Entries from a dataset of interfaces
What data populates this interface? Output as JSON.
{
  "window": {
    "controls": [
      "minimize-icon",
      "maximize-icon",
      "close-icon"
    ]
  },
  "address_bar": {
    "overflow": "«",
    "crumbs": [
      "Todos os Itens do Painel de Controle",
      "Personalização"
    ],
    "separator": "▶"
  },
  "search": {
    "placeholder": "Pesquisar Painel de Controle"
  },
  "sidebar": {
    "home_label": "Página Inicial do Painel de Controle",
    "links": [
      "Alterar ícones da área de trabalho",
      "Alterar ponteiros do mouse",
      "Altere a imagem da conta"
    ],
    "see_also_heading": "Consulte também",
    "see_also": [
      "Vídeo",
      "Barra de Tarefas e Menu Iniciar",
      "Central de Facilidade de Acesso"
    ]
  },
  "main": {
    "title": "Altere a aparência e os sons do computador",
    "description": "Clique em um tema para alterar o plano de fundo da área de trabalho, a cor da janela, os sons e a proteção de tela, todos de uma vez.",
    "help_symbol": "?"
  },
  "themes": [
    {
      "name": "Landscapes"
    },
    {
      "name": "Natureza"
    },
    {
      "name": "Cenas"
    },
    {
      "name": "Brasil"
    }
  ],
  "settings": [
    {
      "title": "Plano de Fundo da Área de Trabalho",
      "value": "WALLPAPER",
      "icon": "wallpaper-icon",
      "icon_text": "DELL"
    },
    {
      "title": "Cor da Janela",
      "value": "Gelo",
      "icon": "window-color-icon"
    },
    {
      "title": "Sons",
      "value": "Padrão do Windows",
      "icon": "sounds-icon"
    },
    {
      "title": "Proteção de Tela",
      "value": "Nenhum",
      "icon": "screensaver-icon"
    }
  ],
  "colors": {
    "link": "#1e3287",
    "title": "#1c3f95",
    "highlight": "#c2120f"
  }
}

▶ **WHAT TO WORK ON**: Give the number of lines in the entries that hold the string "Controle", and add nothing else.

▶ **RESULT OF THE TASK**: 3